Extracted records
****************

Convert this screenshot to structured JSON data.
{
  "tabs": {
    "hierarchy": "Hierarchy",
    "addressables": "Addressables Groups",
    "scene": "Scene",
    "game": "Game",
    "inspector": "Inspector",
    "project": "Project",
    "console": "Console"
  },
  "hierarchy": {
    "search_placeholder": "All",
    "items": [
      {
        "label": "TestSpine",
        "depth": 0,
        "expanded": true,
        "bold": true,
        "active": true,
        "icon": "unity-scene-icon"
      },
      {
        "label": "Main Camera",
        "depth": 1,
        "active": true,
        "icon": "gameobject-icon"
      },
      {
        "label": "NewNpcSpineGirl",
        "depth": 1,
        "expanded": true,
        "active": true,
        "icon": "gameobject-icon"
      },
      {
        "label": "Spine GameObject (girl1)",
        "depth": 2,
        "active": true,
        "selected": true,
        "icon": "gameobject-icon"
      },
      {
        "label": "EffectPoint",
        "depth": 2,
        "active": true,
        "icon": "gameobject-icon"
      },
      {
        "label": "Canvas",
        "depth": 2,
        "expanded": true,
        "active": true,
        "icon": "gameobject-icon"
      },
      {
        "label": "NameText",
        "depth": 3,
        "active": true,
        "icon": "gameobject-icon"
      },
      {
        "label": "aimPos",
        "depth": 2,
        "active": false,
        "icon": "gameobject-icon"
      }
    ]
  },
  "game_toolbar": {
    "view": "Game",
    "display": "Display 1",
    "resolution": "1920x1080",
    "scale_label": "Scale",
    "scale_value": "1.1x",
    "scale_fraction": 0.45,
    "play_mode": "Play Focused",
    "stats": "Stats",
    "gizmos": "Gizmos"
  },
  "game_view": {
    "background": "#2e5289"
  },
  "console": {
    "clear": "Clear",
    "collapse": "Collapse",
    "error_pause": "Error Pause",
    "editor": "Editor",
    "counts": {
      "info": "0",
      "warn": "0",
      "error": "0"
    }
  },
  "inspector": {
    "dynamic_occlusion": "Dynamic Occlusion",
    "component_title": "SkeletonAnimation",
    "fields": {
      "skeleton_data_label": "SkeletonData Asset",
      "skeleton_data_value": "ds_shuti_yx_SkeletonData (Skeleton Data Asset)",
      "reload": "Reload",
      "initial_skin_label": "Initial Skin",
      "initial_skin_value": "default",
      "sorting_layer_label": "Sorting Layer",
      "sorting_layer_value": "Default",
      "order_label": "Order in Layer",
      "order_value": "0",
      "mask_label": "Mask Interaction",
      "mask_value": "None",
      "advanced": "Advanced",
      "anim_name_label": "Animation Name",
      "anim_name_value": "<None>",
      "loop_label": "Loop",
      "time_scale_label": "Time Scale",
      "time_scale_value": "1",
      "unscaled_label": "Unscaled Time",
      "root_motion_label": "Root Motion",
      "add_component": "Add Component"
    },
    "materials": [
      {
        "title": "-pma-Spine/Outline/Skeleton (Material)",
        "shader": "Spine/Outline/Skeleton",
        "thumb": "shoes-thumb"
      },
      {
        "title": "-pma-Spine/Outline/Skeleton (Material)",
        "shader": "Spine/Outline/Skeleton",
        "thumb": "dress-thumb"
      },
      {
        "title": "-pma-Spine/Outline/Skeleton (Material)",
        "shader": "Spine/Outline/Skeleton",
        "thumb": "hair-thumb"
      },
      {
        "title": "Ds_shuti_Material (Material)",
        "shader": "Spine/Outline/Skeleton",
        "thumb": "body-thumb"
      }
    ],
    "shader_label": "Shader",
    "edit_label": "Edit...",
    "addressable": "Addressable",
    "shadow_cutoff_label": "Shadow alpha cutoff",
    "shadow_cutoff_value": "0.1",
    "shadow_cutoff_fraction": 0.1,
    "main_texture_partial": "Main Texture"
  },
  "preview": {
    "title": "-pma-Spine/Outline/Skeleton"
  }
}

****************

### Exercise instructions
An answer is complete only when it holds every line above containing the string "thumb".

### Answer section
        "thumb": "shoes-thumb"
        "thumb": "dress-thumb"
        "thumb": "hair-thumb"
        "thumb": "body-thumb"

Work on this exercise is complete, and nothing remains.